Entries taken from a collection:
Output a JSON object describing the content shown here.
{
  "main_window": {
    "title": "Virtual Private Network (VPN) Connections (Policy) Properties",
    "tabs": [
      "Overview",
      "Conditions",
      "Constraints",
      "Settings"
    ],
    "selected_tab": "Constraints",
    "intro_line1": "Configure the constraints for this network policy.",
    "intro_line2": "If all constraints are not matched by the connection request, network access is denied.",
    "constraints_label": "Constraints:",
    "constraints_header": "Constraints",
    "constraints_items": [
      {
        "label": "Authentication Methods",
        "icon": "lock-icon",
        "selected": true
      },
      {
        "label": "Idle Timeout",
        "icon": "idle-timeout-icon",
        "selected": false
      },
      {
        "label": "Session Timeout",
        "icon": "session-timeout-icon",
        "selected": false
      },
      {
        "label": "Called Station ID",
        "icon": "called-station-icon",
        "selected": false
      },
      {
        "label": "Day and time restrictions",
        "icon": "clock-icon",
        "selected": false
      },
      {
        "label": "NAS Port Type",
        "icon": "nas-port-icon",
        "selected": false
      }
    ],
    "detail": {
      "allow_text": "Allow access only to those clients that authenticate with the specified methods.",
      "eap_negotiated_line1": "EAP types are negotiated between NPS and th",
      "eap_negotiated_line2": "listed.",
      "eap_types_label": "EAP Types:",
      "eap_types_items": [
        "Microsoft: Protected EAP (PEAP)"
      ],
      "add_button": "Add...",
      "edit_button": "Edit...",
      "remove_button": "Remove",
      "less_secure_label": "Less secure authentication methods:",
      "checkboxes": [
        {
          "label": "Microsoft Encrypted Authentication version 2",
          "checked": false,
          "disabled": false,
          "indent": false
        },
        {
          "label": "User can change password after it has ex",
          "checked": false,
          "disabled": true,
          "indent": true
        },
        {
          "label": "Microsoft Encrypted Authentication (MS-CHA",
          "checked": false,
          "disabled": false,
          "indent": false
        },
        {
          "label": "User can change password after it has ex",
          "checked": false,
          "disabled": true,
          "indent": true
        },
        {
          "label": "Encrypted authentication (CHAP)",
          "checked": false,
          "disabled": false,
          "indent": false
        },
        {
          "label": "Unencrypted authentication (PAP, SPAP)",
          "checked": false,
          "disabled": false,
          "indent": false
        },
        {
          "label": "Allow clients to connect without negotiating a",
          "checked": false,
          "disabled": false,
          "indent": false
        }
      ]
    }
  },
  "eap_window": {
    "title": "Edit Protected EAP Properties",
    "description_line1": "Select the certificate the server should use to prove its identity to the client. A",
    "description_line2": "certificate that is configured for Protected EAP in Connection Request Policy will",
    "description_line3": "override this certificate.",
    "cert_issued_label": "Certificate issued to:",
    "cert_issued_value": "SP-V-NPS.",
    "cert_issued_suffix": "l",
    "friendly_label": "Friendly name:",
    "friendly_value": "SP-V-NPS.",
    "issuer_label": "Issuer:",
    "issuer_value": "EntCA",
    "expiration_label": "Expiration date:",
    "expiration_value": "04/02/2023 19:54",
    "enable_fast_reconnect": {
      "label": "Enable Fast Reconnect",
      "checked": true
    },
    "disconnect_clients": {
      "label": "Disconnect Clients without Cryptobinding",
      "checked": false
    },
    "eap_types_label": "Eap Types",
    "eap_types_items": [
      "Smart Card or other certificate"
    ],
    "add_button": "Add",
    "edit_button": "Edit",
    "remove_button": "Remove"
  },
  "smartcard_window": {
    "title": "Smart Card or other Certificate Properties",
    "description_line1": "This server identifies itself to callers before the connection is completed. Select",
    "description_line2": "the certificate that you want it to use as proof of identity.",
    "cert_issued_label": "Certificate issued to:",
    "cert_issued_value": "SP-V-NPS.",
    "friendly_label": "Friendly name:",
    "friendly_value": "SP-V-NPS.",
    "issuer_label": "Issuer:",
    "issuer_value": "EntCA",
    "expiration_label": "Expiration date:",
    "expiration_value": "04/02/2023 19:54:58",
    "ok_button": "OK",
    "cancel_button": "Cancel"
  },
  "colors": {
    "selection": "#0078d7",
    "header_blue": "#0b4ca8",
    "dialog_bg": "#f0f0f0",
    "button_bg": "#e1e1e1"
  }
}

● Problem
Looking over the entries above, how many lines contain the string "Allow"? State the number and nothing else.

● Exercise output
2